Our package on science in Eastern Europe provoked the following reply from Yale Richmond, an expert on the subject:
Elisabeth Pain and Kate Travis in Science Careers (November 6, 2009) are correct in discussing the changes in science that have taken place in Eastern Europe since “The Fall of the Wall.” But the two authors are mistaken when they write that “Research in those countries [the Soviet bloc] was done in near-complete isolation from the international community.”
Using primarily cultural and scientific exchanges, in addition to espionage, the Soviets had a very effective system for learning what scientists in countries of the West were doing. During the 30 years of the U.S.-Soviet Cultural Agreement more than 50,000 Soviet citizens came to the United States on exchange, many of them scientists and engineers, and many thousands more came to countries of Western Europe that had similar agreements.
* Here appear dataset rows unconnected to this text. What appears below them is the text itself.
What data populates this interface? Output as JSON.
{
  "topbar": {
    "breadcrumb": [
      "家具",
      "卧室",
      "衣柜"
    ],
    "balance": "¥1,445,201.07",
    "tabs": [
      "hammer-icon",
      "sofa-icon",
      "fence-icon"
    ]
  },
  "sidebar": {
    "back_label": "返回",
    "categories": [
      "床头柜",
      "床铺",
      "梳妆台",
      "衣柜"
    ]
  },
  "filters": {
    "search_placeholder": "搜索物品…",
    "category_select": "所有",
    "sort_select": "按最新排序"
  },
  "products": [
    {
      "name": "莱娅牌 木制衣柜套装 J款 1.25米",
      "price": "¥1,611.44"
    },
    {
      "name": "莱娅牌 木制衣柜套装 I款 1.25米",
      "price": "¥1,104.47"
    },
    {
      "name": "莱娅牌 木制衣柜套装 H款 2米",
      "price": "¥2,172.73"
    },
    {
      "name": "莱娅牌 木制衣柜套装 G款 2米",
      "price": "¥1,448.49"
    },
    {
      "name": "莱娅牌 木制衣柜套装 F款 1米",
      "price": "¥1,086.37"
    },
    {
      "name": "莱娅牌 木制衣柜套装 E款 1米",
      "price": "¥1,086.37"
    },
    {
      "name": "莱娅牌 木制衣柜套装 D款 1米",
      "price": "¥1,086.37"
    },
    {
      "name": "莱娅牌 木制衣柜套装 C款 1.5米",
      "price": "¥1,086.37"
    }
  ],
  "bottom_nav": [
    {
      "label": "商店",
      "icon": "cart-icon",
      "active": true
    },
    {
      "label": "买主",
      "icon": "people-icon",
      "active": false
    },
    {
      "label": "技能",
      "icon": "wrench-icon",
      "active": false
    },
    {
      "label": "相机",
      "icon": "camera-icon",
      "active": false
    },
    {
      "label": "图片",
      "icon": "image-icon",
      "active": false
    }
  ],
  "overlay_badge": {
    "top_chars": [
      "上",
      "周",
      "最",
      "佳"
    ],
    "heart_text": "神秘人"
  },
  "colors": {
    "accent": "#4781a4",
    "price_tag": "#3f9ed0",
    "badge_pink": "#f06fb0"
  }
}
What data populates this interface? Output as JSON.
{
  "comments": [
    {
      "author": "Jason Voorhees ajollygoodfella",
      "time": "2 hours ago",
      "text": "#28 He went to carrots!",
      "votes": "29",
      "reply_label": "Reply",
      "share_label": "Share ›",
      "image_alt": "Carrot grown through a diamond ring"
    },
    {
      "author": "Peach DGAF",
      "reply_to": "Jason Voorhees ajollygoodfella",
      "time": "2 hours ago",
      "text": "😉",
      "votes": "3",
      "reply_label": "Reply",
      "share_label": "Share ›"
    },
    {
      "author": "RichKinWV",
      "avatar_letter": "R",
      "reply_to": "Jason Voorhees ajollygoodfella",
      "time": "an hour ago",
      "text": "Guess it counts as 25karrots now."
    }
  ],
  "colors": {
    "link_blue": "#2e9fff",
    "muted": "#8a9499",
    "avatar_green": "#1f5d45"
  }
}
And because the exchanges were reciprocal, U.S. and other Western scientists went to the Soviet Union in exchange. The Soviets were all cleared by the KGB in advance of nomination for their exchange visits, but before their U.S. visas were authorized they were also screened by the U.S. intelligence community to ensure that they would have no access to U.S.-funded defense research, and that the exchanges were mutually beneficial. The watchword was “Is the Soviet scientist going to learn more from us than we will learn from him?” And they were all “hims,” since no women scientists were nominated by the Soviets.
In our “flagship exchange,” of graduate students and young faculty for a full academic year, we would send real graduate students in language, history, and literature, while the Soviets, in the early years of the exchanges, would send us mainly scientists and engineers who already had their Kandidat degree, more or less equivalent to our PhD. Each U.S.-USSR cultural agreement, renegotiated every 2 or 3 years, also contained a section devoted to exchanges of delegations of scientists in various fields.
In addition to the exchange programs of the State Department, our National Academy of Sciences and Atomic Energy Commission also had exchanges with the Soviet bloc. To give you an idea of the extent of those exchange programs, when martial law was declared in Poland in 1981, we had several hundred Polish scientists stuck in the United States and unwilling to return home. Also, Pain and Travis fail to consider the 11 cooperative agreements in S & T signed with the Soviet Union during the detente years of the 1970s which brought hundreds more Soviet scientists to the United States, and a reciprocal number of Americans to the Soviet Union.
After their return home and their debriefing by science officials, the Soviet scientists who had studied abroad were required to give talks to their colleagues on what they had learned during their foreign visit. As a result of all those exchange programs, Soviet science was anything but isolated from the international community.
For more on this, read my book, Cultural Exchange and the Cold War: Raising the Iron Curtain (The Pennsylvania State University Press, 2003).
– Yale Richmond
(We’ll post the authors’ reply in a separate post. My thanks to Yale Richmond for his thoughtful reply.)